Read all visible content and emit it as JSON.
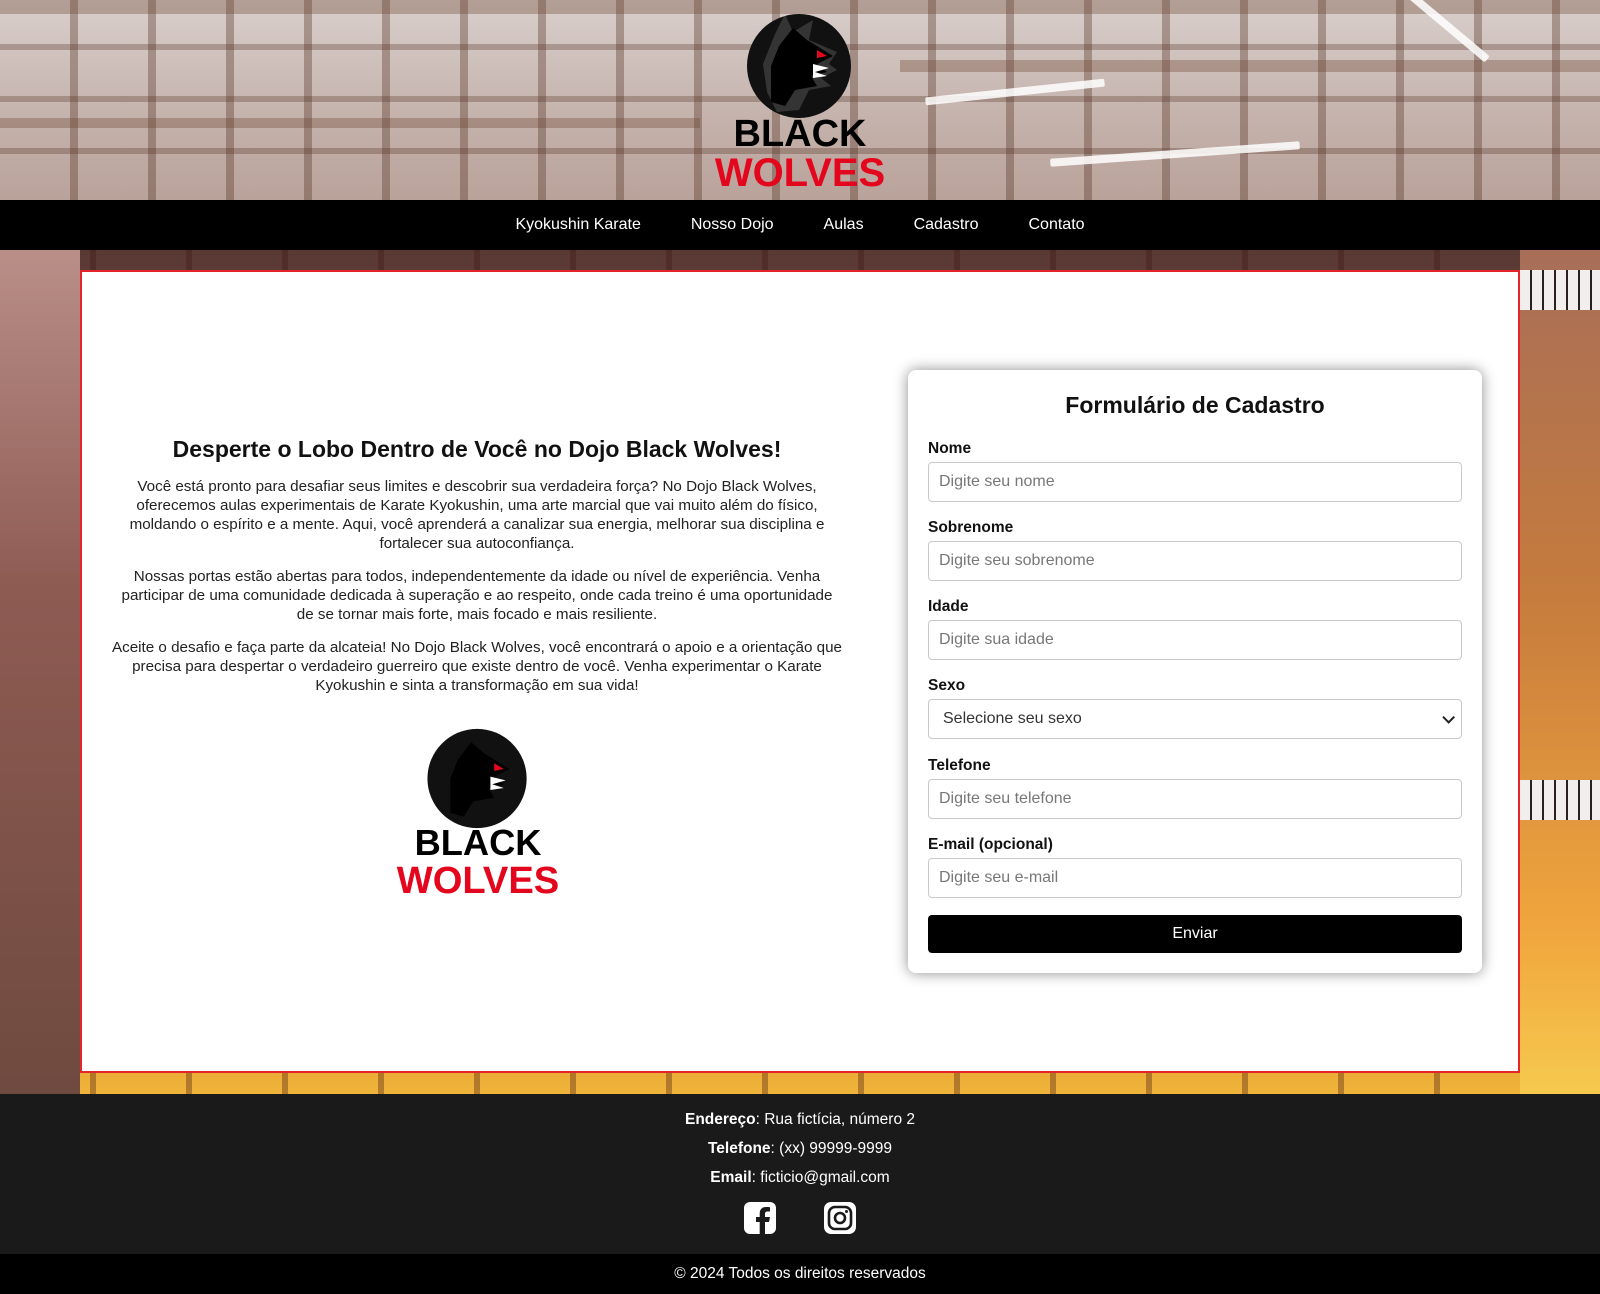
{
  "brand": {
    "logo_line1": "BLACK",
    "logo_line2": "WOLVES",
    "colors": {
      "red": "#e3061c",
      "black": "#000000",
      "accent_border": "#e3242b"
    }
  },
  "nav": {
    "items": [
      {
        "label": "Kyokushin Karate"
      },
      {
        "label": "Nosso Dojo"
      },
      {
        "label": "Aulas"
      },
      {
        "label": "Cadastro"
      },
      {
        "label": "Contato"
      }
    ]
  },
  "intro": {
    "title": "Desperte o Lobo Dentro de Você no Dojo Black Wolves!",
    "paragraphs": [
      "Você está pronto para desafiar seus limites e descobrir sua verdadeira força? No Dojo Black Wolves, oferecemos aulas experimentais de Karate Kyokushin, uma arte marcial que vai muito além do físico, moldando o espírito e a mente. Aqui, você aprenderá a canalizar sua energia, melhorar sua disciplina e fortalecer sua autoconfiança.",
      "Nossas portas estão abertas para todos, independentemente da idade ou nível de experiência. Venha participar de uma comunidade dedicada à superação e ao respeito, onde cada treino é uma oportunidade de se tornar mais forte, mais focado e mais resiliente.",
      "Aceite o desafio e faça parte da alcateia! No Dojo Black Wolves, você encontrará o apoio e a orientação que precisa para despertar o verdadeiro guerreiro que existe dentro de você. Venha experimentar o Karate Kyokushin e sinta a transformação em sua vida!"
    ]
  },
  "form": {
    "title": "Formulário de Cadastro",
    "fields": [
      {
        "label": "Nome",
        "placeholder": "Digite seu nome",
        "value": ""
      },
      {
        "label": "Sobrenome",
        "placeholder": "Digite seu sobrenome",
        "value": ""
      },
      {
        "label": "Idade",
        "placeholder": "Digite sua idade",
        "value": ""
      },
      {
        "label": "Sexo",
        "selected": "Selecione seu sexo"
      },
      {
        "label": "Telefone",
        "placeholder": "Digite seu telefone",
        "value": ""
      },
      {
        "label": "E-mail (opcional)",
        "placeholder": "Digite seu e-mail",
        "value": ""
      }
    ],
    "submit_label": "Enviar"
  },
  "footer": {
    "address_label": "Endereço",
    "address_value": ": Rua fictícia, número 2",
    "phone_label": "Telefone",
    "phone_value": ": (xx) 99999-9999",
    "email_label": "Email",
    "email_value": ": ficticio@gmail.com",
    "social_icons": [
      "facebook-icon",
      "instagram-icon"
    ],
    "copyright": "© 2024 Todos os direitos reservados"
  }
}
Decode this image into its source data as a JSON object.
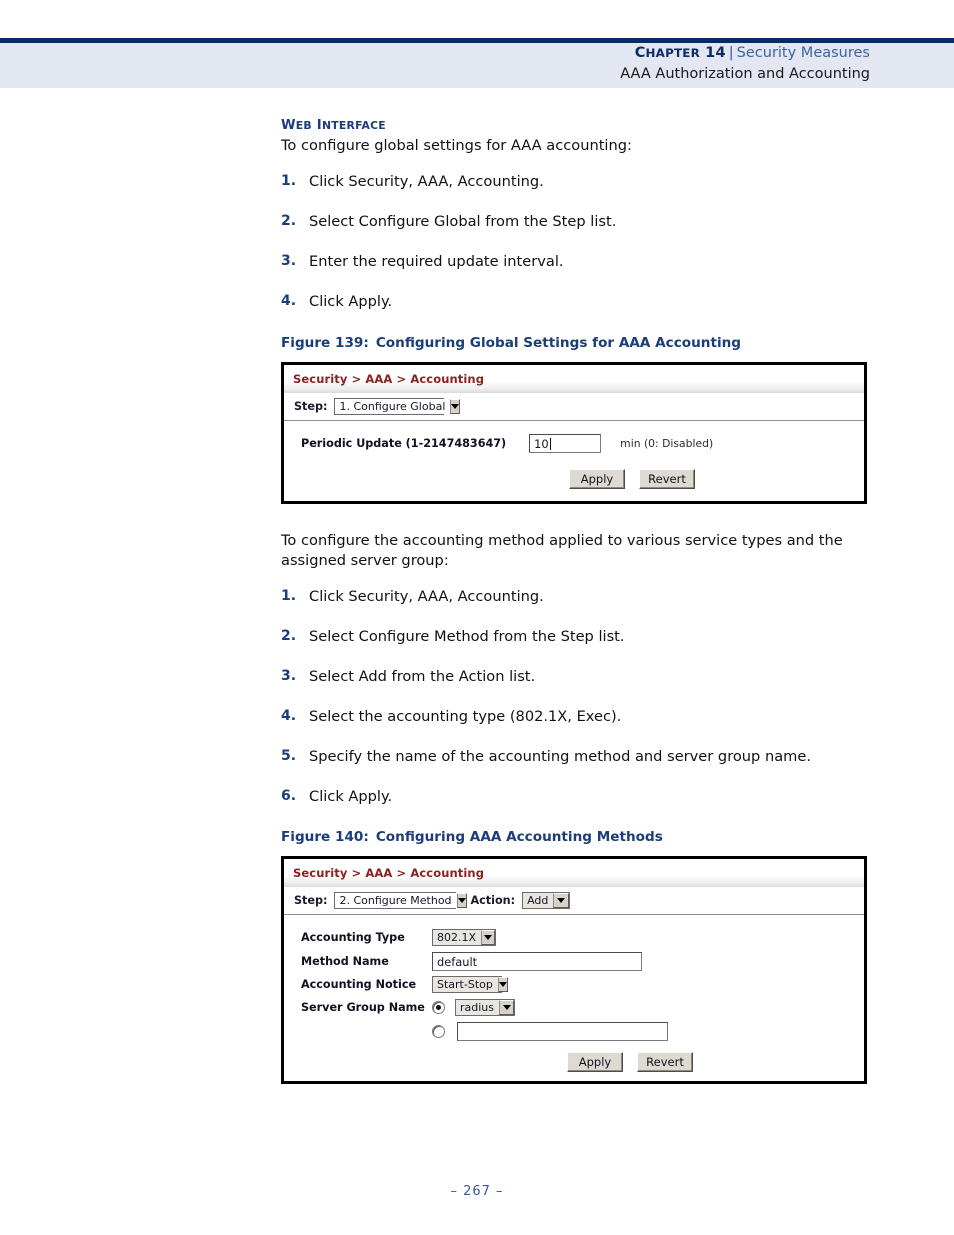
{
  "header": {
    "chapter_label": "Chapter 14",
    "chapter_label_lead": "C",
    "chapter_label_rest": "HAPTER",
    "chapter_number": "14",
    "separator": "|",
    "chapter_topic": "Security Measures",
    "subtitle": "AAA Authorization and Accounting"
  },
  "section": {
    "kicker_lead": "W",
    "kicker_rest": "EB",
    "kicker_lead2": "I",
    "kicker_rest2": "NTERFACE",
    "kicker_full": "WEB INTERFACE",
    "lead": "To configure global settings for AAA accounting:"
  },
  "steps_global": [
    {
      "num": "1.",
      "text": "Click Security, AAA, Accounting."
    },
    {
      "num": "2.",
      "text": "Select Configure Global from the Step list."
    },
    {
      "num": "3.",
      "text": "Enter the required update interval."
    },
    {
      "num": "4.",
      "text": "Click Apply."
    }
  ],
  "figure139": {
    "caption_num": "Figure 139:",
    "caption_text": "Configuring Global Settings for AAA Accounting",
    "breadcrumb": "Security > AAA > Accounting",
    "step_label": "Step:",
    "step_value": "1. Configure Global",
    "periodic_label": "Periodic Update (1-2147483647)",
    "periodic_value": "10",
    "periodic_hint": "min (0: Disabled)",
    "apply_label": "Apply",
    "revert_label": "Revert"
  },
  "lead2": {
    "line1": "To configure the accounting method applied to various service types and",
    "line2": "the assigned server group:"
  },
  "steps_method": [
    {
      "num": "1.",
      "text": "Click Security, AAA, Accounting."
    },
    {
      "num": "2.",
      "text": "Select Configure Method from the Step list."
    },
    {
      "num": "3.",
      "text": "Select Add from the Action list."
    },
    {
      "num": "4.",
      "text": "Select the accounting type (802.1X, Exec)."
    },
    {
      "num": "5.",
      "text": "Specify the name of the accounting method and server group name."
    },
    {
      "num": "6.",
      "text": "Click Apply."
    }
  ],
  "figure140": {
    "caption_num": "Figure 140:",
    "caption_text": "Configuring AAA Accounting Methods",
    "breadcrumb": "Security > AAA > Accounting",
    "step_label": "Step:",
    "step_value": "2. Configure Method",
    "action_label": "Action:",
    "action_value": "Add",
    "accounting_type_label": "Accounting Type",
    "accounting_type_value": "802.1X",
    "method_name_label": "Method Name",
    "method_name_value": "default",
    "accounting_notice_label": "Accounting Notice",
    "accounting_notice_value": "Start-Stop",
    "server_group_label": "Server Group Name",
    "server_group_value": "radius",
    "server_group_custom_value": "",
    "apply_label": "Apply",
    "revert_label": "Revert"
  },
  "footer": {
    "page_number": "–  267  –"
  },
  "colors": {
    "header_rule": "#072c64",
    "header_band": "#e3e7f1",
    "heading_blue": "#1b3d7a",
    "link_blue": "#3c63a5",
    "breadcrumb_red": "#8a2220",
    "footer_blue": "#3a5894"
  }
}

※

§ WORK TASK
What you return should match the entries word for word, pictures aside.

§ SOLUTION
Read all visible content and emit it as JSON.
{
  "brand": {
    "logo_line1": "BLACK",
    "logo_line2": "WOLVES",
    "colors": {
      "red": "#e3061c",
      "black": "#000000",
      "accent_border": "#e3242b"
    }
  },
  "nav": {
    "items": [
      {
        "label": "Kyokushin Karate"
      },
      {
        "label": "Nosso Dojo"
      },
      {
        "label": "Aulas"
      },
      {
        "label": "Cadastro"
      },
      {
        "label": "Contato"
      }
    ]
  },
  "intro": {
    "title": "Desperte o Lobo Dentro de Você no Dojo Black Wolves!",
    "paragraphs": [
      "Você está pronto para desafiar seus limites e descobrir sua verdadeira força? No Dojo Black Wolves, oferecemos aulas experimentais de Karate Kyokushin, uma arte marcial que vai muito além do físico, moldando o espírito e a mente. Aqui, você aprenderá a canalizar sua energia, melhorar sua disciplina e fortalecer sua autoconfiança.",
      "Nossas portas estão abertas para todos, independentemente da idade ou nível de experiência. Venha participar de uma comunidade dedicada à superação e ao respeito, onde cada treino é uma oportunidade de se tornar mais forte, mais focado e mais resiliente.",
      "Aceite o desafio e faça parte da alcateia! No Dojo Black Wolves, você encontrará o apoio e a orientação que precisa para despertar o verdadeiro guerreiro que existe dentro de você. Venha experimentar o Karate Kyokushin e sinta a transformação em sua vida!"
    ]
  },
  "form": {
    "title": "Formulário de Cadastro",
    "fields": [
      {
        "label": "Nome",
        "placeholder": "Digite seu nome",
        "value": ""
      },
      {
        "label": "Sobrenome",
        "placeholder": "Digite seu sobrenome",
        "value": ""
      },
      {
        "label": "Idade",
        "placeholder": "Digite sua idade",
        "value": ""
      },
      {
        "label": "Sexo",
        "selected": "Selecione seu sexo"
      },
      {
        "label": "Telefone",
        "placeholder": "Digite seu telefone",
        "value": ""
      },
      {
        "label": "E-mail (opcional)",
        "placeholder": "Digite seu e-mail",
        "value": ""
      }
    ],
    "submit_label": "Enviar"
  },
  "footer": {
    "address_label": "Endereço",
    "address_value": ": Rua fictícia, número 2",
    "phone_label": "Telefone",
    "phone_value": ": (xx) 99999-9999",
    "email_label": "Email",
    "email_value": ": ficticio@gmail.com",
    "social_icons": [
      "facebook-icon",
      "instagram-icon"
    ],
    "copyright": "© 2024 Todos os direitos reservados"
  }
}
Decode this image into its source data as a JSON object.
{
  "header": {
    "chapter_label": "Chapter 14",
    "chapter_label_lead": "C",
    "chapter_label_rest": "HAPTER",
    "chapter_number": "14",
    "separator": "|",
    "chapter_topic": "Security Measures",
    "subtitle": "AAA Authorization and Accounting"
  },
  "section": {
    "kicker_lead": "W",
    "kicker_rest": "EB",
    "kicker_lead2": "I",
    "kicker_rest2": "NTERFACE",
    "kicker_full": "WEB INTERFACE",
    "lead": "To configure global settings for AAA accounting:"
  },
  "steps_global": [
    {
      "num": "1.",
      "text": "Click Security, AAA, Accounting."
    },
    {
      "num": "2.",
      "text": "Select Configure Global from the Step list."
    },
    {
      "num": "3.",
      "text": "Enter the required update interval."
    },
    {
      "num": "4.",
      "text": "Click Apply."
    }
  ],
  "figure139": {
    "caption_num": "Figure 139:",
    "caption_text": "Configuring Global Settings for AAA Accounting",
    "breadcrumb": "Security > AAA > Accounting",
    "step_label": "Step:",
    "step_value": "1. Configure Global",
    "periodic_label": "Periodic Update (1-2147483647)",
    "periodic_value": "10",
    "periodic_hint": "min (0: Disabled)",
    "apply_label": "Apply",
    "revert_label": "Revert"
  },
  "lead2": {
    "line1": "To configure the accounting method applied to various service types and",
    "line2": "the assigned server group:"
  },
  "steps_method": [
    {
      "num": "1.",
      "text": "Click Security, AAA, Accounting."
    },
    {
      "num": "2.",
      "text": "Select Configure Method from the Step list."
    },
    {
      "num": "3.",
      "text": "Select Add from the Action list."
    },
    {
      "num": "4.",
      "text": "Select the accounting type (802.1X, Exec)."
    },
    {
      "num": "5.",
      "text": "Specify the name of the accounting method and server group name."
    },
    {
      "num": "6.",
      "text": "Click Apply."
    }
  ],
  "figure140": {
    "caption_num": "Figure 140:",
    "caption_text": "Configuring AAA Accounting Methods",
    "breadcrumb": "Security > AAA > Accounting",
    "step_label": "Step:",
    "step_value": "2. Configure Method",
    "action_label": "Action:",
    "action_value": "Add",
    "accounting_type_label": "Accounting Type",
    "accounting_type_value": "802.1X",
    "method_name_label": "Method Name",
    "method_name_value": "default",
    "accounting_notice_label": "Accounting Notice",
    "accounting_notice_value": "Start-Stop",
    "server_group_label": "Server Group Name",
    "server_group_value": "radius",
    "server_group_custom_value": "",
    "apply_label": "Apply",
    "revert_label": "Revert"
  },
  "footer": {
    "page_number": "–  267  –"
  },
  "colors": {
    "header_rule": "#072c64",
    "header_band": "#e3e7f1",
    "heading_blue": "#1b3d7a",
    "link_blue": "#3c63a5",
    "breadcrumb_red": "#8a2220",
    "footer_blue": "#3a5894"
  }
}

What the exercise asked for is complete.